Background: Detection of specific IgE for Hymenoptera venoms and skin tests are well established diagnostic tools for the diagnosis of insect venom hypersensitivity. The aim of our study was to analyze the effect of total IgE levels on the outcome of generalized anaphylactic reactions after a Hymenoptera sting.
Methods: Two hundred and twenty patients allergic to bee, wasp, or European hornet venom were included in the study. Their specific and total IgE levels, serum tryptase levels, skin tests, and sting history were analyzed.
Results: In patients with mild reactions (grade I, generalized skin symptoms) we observed higher total IgE levels (248.0 kU/l) compared to patients with moderate reactions (grade II, moderate pulmonary, cardiovascular, or gastrointestinal symptoms; 75.2 kU/l) and severe reactions (grade III, bronchoconstriction, emesis, anaphylactic shock, or loss of consciousness; 56.5 kU/l; P < 0.001). Accordingly, 25% of the patients with low levels of total IgE (<50 kU/l), but no individual with total IgE levels >250 kU/l, developed loss of consciousness (P = 0.001). Additionally, specific IgE levels were related to total IgE levels: Specific IgE levels increased from 1.6 to 7.1 kU/l in patients with low (<50 kU/l) and high (>250 kU/l) total IgE levels, respectively (P < 0.001). Specific IgE levels correlated inversely to the clinical reaction grades, however, this trend was not statistically significant (P = 0.083).

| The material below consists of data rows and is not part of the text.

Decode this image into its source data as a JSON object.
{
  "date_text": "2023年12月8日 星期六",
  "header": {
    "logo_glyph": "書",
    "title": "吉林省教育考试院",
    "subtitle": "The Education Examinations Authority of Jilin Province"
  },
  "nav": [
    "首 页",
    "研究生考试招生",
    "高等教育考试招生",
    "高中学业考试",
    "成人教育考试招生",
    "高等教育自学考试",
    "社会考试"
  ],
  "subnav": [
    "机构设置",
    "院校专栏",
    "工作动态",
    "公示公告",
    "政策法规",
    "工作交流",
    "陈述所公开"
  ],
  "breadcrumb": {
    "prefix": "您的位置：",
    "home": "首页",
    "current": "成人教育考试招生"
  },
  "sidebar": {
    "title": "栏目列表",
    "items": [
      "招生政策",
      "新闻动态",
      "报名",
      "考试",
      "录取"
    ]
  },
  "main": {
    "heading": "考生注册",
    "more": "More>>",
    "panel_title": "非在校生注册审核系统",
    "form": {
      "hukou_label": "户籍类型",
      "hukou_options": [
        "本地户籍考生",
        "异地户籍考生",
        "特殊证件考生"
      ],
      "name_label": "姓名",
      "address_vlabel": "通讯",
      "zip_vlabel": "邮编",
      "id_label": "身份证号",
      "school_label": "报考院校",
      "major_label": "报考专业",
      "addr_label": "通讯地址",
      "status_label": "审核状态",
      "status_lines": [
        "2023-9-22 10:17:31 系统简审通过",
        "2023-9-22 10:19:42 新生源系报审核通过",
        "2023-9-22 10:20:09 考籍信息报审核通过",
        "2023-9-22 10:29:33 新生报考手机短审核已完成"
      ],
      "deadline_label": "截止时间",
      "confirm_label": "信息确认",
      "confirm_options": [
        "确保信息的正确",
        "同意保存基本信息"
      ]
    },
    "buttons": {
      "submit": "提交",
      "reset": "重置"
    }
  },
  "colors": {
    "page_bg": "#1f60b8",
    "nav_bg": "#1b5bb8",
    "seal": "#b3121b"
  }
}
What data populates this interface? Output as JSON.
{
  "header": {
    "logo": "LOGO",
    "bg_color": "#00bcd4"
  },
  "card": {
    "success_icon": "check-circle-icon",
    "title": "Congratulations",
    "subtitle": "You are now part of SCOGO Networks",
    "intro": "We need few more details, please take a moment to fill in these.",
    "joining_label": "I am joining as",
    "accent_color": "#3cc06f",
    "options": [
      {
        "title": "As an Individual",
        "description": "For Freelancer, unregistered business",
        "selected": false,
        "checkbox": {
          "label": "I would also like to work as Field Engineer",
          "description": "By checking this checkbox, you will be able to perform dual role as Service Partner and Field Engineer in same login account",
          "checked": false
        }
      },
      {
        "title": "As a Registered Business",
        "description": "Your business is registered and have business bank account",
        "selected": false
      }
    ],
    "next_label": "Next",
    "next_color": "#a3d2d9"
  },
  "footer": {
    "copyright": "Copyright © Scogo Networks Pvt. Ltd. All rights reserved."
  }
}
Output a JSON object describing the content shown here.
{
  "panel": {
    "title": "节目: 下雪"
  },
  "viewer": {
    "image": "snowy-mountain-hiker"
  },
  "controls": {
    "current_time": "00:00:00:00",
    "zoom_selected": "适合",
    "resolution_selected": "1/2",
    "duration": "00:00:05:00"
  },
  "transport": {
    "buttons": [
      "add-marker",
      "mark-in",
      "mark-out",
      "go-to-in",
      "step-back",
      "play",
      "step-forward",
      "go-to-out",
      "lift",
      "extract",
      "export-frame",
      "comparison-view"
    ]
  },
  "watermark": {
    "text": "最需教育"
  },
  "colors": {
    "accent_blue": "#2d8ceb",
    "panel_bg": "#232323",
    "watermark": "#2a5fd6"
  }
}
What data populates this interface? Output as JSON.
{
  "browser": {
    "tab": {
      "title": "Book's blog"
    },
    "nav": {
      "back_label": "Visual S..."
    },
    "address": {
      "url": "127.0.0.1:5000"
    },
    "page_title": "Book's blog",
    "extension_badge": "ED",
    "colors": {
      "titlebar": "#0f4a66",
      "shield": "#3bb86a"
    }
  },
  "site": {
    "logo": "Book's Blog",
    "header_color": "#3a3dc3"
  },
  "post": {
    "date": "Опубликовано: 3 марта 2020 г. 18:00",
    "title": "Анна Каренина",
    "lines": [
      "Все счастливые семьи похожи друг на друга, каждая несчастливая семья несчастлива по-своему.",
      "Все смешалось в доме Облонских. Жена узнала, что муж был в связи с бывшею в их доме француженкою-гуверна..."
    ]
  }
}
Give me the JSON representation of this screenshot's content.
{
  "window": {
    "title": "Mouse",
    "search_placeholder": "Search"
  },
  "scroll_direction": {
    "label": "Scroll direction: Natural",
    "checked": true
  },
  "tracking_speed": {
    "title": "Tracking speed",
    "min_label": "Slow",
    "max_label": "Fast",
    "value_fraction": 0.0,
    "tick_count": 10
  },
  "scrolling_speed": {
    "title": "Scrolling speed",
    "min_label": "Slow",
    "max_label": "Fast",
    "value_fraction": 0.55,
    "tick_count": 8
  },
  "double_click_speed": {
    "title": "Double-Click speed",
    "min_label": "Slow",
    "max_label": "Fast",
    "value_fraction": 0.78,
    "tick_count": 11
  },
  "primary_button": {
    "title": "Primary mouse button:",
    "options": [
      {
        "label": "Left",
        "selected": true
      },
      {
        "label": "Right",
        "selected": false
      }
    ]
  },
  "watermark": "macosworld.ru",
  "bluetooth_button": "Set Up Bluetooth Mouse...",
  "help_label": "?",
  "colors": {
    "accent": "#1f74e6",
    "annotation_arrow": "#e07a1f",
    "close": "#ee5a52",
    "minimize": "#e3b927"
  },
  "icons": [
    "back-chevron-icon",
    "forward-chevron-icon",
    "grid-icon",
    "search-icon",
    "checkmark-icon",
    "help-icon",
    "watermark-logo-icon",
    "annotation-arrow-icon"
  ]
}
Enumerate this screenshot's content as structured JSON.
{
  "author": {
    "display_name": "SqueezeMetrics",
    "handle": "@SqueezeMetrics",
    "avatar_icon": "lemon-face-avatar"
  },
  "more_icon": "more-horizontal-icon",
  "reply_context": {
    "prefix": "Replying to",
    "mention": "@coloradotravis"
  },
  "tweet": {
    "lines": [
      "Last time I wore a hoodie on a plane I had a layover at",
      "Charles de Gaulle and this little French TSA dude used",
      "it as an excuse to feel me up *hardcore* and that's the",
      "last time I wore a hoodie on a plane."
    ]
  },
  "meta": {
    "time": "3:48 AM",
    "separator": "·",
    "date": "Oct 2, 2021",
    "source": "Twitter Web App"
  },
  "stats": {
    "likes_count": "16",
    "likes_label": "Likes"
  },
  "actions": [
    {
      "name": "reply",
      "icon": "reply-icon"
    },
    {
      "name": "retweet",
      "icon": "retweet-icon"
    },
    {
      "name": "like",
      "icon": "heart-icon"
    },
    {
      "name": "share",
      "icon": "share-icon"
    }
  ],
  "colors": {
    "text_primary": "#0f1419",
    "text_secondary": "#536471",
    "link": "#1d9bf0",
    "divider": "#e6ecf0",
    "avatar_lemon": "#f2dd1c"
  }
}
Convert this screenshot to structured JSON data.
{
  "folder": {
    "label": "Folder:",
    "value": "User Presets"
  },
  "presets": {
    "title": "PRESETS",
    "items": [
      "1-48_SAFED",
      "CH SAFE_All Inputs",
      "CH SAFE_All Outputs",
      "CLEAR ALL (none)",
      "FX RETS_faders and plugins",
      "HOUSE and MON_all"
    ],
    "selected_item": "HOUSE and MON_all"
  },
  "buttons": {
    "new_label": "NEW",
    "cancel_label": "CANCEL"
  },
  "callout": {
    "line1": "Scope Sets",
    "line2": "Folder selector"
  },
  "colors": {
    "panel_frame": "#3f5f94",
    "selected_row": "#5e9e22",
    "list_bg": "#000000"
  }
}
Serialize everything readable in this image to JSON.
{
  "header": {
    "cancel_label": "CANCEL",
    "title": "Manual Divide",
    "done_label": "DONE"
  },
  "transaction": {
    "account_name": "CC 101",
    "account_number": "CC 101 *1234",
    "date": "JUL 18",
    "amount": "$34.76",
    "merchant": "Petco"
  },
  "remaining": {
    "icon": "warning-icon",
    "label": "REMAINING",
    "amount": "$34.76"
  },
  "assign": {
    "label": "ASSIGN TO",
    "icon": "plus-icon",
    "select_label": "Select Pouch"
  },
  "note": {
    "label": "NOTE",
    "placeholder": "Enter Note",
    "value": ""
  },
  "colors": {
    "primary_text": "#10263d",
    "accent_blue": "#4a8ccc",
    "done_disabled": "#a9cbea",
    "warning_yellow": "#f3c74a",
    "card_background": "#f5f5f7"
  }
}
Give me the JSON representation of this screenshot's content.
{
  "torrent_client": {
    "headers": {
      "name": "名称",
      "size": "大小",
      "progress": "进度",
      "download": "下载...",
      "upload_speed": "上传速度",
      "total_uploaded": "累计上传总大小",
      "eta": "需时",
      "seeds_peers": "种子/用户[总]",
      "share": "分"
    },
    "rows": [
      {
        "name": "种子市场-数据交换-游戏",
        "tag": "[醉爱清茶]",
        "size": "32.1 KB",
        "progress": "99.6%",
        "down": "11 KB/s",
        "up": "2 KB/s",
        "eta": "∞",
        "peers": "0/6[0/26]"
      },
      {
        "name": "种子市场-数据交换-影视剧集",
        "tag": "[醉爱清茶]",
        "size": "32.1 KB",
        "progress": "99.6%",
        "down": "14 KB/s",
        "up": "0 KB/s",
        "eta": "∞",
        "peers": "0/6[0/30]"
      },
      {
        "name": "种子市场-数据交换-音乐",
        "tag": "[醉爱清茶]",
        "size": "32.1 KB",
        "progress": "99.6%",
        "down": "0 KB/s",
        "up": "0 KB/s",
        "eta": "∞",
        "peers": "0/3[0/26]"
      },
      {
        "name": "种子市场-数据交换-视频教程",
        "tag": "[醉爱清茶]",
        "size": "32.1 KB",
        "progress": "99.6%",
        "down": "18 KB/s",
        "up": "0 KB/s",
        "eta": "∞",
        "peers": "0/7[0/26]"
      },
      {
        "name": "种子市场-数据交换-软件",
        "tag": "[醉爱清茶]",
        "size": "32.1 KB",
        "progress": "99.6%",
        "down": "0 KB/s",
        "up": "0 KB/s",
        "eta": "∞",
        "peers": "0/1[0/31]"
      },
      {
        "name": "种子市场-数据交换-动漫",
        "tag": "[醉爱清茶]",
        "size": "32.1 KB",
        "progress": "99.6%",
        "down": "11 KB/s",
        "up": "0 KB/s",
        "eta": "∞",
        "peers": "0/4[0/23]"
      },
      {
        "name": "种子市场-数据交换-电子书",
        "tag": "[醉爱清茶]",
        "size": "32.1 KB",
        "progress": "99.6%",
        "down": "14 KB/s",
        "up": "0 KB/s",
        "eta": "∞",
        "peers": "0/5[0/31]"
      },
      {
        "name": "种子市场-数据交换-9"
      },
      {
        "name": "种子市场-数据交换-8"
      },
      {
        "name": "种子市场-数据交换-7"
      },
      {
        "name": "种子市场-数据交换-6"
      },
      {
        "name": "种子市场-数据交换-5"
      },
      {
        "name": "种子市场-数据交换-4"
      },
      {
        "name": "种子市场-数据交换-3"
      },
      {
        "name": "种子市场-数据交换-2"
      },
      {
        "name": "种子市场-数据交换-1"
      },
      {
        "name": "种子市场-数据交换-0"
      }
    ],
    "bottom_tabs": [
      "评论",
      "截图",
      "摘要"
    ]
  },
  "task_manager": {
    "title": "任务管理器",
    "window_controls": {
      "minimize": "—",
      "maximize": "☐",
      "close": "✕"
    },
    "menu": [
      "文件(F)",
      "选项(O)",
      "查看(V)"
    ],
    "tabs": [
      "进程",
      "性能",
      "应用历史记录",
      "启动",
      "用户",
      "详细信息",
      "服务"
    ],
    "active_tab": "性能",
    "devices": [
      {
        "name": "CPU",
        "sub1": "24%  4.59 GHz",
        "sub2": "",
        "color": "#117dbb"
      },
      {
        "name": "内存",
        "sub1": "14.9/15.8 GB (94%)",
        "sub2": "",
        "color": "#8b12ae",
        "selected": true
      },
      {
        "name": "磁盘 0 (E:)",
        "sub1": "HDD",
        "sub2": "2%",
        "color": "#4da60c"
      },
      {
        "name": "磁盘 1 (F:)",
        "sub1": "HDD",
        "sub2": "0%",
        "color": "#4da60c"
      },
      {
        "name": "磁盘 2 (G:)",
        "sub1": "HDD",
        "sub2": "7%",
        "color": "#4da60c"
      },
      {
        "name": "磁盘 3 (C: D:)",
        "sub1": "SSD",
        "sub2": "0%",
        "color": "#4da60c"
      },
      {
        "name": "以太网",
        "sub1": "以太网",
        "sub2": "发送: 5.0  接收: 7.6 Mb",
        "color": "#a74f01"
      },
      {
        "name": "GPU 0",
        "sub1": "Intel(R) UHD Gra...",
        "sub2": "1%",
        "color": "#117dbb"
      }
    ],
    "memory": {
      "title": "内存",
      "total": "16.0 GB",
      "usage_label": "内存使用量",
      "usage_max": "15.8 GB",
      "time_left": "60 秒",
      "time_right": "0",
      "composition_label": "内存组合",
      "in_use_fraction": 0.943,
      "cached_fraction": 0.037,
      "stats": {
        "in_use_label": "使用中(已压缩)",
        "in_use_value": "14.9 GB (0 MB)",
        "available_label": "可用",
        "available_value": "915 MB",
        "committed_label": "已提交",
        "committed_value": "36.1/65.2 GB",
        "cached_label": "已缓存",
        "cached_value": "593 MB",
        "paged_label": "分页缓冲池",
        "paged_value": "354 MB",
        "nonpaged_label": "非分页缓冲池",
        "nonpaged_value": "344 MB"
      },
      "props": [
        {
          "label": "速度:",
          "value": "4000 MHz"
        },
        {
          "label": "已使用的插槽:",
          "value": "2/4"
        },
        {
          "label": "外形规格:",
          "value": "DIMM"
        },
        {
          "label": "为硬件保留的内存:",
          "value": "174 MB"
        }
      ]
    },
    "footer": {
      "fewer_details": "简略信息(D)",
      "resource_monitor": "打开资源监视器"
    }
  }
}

Conclusion: Patients with Hymenoptera venom allergy and high levels (>250 kU/l) of total IgE, predominantly develop grade I and grade II reactions and appear to be protected from grade III reactions. However, this hypothesis should be confirmed by extended studies with sting challenges.